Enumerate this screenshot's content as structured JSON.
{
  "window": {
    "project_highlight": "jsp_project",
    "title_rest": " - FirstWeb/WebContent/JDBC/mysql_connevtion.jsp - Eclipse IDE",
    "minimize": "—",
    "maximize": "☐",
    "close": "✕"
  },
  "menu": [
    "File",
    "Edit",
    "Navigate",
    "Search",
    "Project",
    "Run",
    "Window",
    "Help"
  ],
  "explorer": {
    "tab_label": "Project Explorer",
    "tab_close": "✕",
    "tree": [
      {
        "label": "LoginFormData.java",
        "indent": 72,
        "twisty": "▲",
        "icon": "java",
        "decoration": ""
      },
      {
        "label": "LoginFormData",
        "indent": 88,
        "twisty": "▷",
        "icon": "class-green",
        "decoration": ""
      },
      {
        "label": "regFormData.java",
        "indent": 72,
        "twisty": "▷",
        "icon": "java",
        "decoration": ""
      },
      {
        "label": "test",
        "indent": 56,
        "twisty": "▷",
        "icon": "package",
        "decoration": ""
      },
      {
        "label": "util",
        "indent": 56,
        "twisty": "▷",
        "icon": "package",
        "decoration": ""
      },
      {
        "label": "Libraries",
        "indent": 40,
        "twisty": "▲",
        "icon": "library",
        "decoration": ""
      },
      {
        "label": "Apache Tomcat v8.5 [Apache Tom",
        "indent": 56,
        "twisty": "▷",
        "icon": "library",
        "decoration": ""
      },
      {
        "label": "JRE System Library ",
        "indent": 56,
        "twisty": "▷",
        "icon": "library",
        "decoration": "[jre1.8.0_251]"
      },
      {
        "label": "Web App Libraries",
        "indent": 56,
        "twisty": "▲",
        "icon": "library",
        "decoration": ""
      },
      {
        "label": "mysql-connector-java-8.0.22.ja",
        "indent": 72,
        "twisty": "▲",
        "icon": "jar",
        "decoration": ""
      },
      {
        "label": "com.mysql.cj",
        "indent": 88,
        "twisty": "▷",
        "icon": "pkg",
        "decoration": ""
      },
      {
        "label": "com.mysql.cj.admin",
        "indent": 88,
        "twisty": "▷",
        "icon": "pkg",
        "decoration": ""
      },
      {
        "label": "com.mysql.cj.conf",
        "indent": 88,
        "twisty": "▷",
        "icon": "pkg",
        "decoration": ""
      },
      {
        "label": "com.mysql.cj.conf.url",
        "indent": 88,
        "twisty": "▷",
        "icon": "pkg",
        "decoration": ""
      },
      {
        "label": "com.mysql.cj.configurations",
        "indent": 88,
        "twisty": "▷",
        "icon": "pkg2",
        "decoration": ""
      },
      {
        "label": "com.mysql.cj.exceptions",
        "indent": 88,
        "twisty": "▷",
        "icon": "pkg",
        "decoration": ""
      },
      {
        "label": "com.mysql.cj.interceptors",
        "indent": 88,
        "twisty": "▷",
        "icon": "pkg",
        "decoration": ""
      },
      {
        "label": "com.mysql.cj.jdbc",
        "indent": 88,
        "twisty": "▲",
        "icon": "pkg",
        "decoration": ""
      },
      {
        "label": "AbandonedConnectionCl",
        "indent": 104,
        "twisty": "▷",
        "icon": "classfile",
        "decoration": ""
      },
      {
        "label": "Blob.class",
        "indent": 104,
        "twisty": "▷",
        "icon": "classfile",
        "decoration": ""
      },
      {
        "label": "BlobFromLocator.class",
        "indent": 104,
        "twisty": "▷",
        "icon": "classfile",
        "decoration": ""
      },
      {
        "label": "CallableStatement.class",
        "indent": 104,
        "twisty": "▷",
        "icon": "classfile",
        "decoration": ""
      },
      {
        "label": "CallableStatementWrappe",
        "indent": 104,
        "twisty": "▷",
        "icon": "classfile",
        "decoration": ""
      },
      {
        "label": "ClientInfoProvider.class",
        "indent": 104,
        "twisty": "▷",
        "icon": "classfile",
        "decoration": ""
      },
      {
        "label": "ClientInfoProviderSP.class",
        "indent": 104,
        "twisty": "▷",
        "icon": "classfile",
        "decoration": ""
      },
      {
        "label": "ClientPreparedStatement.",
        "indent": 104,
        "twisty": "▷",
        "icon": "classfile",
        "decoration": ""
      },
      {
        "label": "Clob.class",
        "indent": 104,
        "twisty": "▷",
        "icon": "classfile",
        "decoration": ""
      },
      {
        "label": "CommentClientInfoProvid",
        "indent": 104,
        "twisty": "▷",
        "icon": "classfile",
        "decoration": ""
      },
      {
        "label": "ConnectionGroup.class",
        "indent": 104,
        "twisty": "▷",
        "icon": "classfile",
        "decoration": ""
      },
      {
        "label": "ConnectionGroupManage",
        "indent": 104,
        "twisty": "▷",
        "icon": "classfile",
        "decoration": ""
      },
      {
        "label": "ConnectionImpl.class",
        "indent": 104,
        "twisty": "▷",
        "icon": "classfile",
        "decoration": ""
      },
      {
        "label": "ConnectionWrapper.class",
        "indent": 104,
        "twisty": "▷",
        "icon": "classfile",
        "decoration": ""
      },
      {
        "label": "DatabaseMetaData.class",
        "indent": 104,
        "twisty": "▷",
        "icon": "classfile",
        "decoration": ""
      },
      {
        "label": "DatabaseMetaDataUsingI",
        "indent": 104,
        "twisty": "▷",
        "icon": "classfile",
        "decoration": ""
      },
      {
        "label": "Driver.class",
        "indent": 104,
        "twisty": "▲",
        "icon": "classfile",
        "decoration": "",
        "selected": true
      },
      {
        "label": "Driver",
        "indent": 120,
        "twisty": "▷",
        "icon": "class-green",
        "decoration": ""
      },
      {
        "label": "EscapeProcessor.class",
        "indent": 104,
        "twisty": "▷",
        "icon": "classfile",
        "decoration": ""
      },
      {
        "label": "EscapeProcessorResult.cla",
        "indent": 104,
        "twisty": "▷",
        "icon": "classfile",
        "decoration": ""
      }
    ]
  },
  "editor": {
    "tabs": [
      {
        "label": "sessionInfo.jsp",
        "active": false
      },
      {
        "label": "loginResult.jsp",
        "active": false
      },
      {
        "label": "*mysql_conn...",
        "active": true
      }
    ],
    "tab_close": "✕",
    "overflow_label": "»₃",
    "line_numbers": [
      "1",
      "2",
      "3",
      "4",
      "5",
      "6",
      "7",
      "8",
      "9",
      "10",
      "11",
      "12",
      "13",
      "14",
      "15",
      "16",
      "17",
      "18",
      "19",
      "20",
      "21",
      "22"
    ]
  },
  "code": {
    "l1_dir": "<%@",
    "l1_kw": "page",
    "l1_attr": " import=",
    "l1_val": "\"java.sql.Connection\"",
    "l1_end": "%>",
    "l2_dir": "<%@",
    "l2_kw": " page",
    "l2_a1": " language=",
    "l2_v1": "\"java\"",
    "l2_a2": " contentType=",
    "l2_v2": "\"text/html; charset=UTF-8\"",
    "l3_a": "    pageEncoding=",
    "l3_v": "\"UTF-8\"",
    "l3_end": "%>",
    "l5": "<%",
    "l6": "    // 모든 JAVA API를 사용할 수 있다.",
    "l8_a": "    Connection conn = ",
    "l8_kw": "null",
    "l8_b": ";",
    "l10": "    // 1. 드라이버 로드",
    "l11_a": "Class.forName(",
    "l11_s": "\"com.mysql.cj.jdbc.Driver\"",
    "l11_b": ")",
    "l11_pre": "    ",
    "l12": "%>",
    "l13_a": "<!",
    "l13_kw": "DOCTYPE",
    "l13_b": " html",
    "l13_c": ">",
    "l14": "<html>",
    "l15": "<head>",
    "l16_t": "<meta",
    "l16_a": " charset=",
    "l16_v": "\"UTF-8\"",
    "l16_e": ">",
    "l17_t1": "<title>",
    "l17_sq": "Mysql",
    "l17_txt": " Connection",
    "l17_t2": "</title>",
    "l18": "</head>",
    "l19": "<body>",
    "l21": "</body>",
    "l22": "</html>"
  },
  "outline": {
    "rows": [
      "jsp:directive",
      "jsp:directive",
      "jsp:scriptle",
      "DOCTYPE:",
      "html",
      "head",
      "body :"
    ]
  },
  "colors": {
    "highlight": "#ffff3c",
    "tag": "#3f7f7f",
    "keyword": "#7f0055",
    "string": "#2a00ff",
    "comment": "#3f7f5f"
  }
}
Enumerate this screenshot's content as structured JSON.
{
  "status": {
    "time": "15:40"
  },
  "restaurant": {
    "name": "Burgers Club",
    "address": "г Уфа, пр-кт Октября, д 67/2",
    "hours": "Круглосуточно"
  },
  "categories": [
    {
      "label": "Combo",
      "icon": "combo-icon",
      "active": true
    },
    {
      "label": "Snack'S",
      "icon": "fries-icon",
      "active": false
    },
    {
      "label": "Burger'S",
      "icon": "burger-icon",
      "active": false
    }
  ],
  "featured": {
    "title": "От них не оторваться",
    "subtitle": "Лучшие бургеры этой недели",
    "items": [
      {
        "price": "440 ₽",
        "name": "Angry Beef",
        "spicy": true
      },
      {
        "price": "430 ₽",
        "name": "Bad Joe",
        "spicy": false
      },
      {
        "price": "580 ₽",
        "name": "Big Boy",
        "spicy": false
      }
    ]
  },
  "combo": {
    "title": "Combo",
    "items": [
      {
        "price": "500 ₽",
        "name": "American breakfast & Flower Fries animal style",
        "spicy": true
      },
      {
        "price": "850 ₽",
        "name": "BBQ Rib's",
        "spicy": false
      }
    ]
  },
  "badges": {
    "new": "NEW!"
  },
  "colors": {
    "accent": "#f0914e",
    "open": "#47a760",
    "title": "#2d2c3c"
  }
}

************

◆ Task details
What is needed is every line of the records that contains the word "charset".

◆ Answer to this exercise
    "l2_v2": "\"text/html; charset=UTF-8\"",
    "l16_a": " charset=",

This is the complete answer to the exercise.